Unfortunately, I don’t think this development bodes well for the future of the King’s Landing storyline—particularly since Jaime was relieved of his duties soon after, then sent to oust the Blackfish from Riverrun in the north. Losing Jaime means this subplot’s future rests on the slender shoulders of Cersei (Lena Headey), who isn’t the best character without others around to support her. The trial by combat she mentions, involving the Mountain as her champion, may be diverting to watch when it happens, but I have serious concerns because the drama’s so lacking in this part of the world. Unless, perhaps, Margaery’s just playing a game and is going to use her unique position for her own ends—as a trusted acolyte of the Faith Militant, but also someone who can control the mind of a king? It’s possible.
At the Twins
Unseen on Game of Thrones for a long while, the despicable Lord Walder Frey (David Bradley) made a welcome return–outraged that his sons Lothar and Walder Rivers have let Brynden ‘the Blackfish’ Tully take back Riverrun. And he plans to retake it using an ace up his sleeve: his prisoner since the Red Wedding, Edmure Tully (Tobias Menzies), the Blackfish’s nephew. Not much else to add here yet, but I’m pleased the political situation in the north’s beginning to heat up and get more complicated.
In the Dothraki Sea
Only another small scene for Daenerys (Emilia Clarke) this week, as her storyline slowly finds a new direction. I don’t mind, because Clarke is fantastic whenever she’s asked to be the bad-ass leader she stopped being a few seasons ago—when she instead became a regal queen, secluded in her lonely temple, when riding an enormous dragon and making a rousing speech in Dothraki to hundreds of bearded men is more her style. So now it seems she’s bending Dothraki tradition by asking everyone to become her ‘bloodriders’, not just three men, and help her take the Seven Kingdoms by crossing the sea and defeating the armies they face there.

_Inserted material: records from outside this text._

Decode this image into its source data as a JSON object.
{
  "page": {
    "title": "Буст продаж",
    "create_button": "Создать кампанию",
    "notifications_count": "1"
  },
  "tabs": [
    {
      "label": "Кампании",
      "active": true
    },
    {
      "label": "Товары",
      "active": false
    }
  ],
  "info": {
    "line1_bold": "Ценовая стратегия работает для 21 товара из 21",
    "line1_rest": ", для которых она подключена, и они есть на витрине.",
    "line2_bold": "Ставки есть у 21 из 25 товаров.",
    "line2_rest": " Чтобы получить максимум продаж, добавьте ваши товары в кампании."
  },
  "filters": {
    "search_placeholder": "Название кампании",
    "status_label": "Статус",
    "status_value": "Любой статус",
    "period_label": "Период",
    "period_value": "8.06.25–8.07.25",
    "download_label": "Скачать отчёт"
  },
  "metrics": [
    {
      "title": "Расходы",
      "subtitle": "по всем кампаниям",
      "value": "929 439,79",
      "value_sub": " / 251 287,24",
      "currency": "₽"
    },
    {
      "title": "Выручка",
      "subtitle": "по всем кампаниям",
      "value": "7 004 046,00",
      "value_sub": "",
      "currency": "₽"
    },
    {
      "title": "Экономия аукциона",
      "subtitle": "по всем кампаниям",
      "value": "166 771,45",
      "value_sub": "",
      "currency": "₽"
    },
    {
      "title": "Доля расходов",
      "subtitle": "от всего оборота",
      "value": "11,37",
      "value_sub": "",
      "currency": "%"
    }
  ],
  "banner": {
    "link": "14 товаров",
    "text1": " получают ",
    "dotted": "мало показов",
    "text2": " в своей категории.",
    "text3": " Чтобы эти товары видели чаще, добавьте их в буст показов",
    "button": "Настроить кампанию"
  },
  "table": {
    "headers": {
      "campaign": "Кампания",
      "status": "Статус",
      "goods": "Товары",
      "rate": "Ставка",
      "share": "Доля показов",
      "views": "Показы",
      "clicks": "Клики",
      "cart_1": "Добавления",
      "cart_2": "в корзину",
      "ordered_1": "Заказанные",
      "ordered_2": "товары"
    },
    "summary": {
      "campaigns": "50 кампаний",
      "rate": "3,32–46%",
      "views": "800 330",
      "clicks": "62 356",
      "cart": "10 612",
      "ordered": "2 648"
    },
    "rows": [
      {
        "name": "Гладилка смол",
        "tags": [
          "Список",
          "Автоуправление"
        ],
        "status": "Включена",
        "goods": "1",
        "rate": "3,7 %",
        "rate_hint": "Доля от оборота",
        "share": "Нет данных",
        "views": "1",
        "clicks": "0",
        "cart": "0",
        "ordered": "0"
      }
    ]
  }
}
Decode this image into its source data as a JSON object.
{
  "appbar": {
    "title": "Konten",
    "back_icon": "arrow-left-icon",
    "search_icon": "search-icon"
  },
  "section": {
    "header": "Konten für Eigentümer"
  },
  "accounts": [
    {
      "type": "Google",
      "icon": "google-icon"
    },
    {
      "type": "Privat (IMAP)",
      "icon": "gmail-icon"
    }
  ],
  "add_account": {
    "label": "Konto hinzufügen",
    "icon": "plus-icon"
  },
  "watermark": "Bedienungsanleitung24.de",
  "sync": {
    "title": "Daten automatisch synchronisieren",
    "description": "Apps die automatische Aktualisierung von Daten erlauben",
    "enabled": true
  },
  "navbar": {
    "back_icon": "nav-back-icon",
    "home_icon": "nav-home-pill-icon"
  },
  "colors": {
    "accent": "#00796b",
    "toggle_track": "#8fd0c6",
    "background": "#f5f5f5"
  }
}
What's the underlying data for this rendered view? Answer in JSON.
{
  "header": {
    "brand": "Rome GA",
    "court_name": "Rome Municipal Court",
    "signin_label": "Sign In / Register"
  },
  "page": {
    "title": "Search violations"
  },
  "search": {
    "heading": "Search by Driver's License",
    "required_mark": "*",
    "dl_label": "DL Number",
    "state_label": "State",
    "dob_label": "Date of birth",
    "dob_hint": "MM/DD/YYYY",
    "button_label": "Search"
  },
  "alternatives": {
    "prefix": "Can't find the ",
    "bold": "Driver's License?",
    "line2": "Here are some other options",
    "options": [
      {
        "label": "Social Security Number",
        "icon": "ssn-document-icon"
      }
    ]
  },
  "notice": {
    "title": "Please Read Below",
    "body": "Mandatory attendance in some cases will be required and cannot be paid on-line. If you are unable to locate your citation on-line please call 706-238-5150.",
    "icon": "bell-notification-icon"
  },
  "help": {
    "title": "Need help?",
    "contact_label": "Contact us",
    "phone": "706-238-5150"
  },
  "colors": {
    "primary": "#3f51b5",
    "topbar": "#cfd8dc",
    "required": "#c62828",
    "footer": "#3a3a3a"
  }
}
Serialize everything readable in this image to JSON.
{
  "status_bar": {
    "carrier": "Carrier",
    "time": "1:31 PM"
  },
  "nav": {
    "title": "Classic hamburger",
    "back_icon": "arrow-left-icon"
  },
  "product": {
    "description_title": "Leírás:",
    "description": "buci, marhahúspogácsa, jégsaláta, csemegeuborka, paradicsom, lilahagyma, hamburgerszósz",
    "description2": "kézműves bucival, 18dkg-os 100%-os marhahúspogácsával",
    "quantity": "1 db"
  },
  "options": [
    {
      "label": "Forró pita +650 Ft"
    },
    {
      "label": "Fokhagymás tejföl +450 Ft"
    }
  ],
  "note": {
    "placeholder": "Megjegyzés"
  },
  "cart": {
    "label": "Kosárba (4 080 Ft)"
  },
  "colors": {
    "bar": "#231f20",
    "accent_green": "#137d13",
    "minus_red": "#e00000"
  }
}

And who seriously thinks it’s beyond her, now Dany’s amassed such a fearsome mix of warriors and three large dragons to terrify the population? And unlike her native rivals for the Iron Throne, she’s not ruling through fear, or loyalty to the Targaryen house, she’s demonstrating her ‘divine’ abilities and has become a living legend. I’d follow her. I just have a funny feeling she’s going to arrive on the shores of Westeros, somehow discover Jon Snow’s a half-blood relation (still unconfirmed on the show, but…), then help him destroy the White Walkers with the tactical help of the all-seeing Bran, before perhaps bringing a different type of rule to Westeros. Democracy perhaps?
“Blood of My Blood” was very much a midseason piece-moving episode, but that’s fine by me. You only achieve dramatic highs with the right amount of groundwork and character-building, so it looks like episode 6 is paving the way for an interesting second half. Of particular note was the re-introduction of characters we haven’t seen for a very long time, and the widening of this extraordinary world with House Tarly. There’s definitely a sense of fresh impetus and direction to the show this season, as the HBO drama perhaps knows the end’s in sight for their take on George R.R. Martin’s story…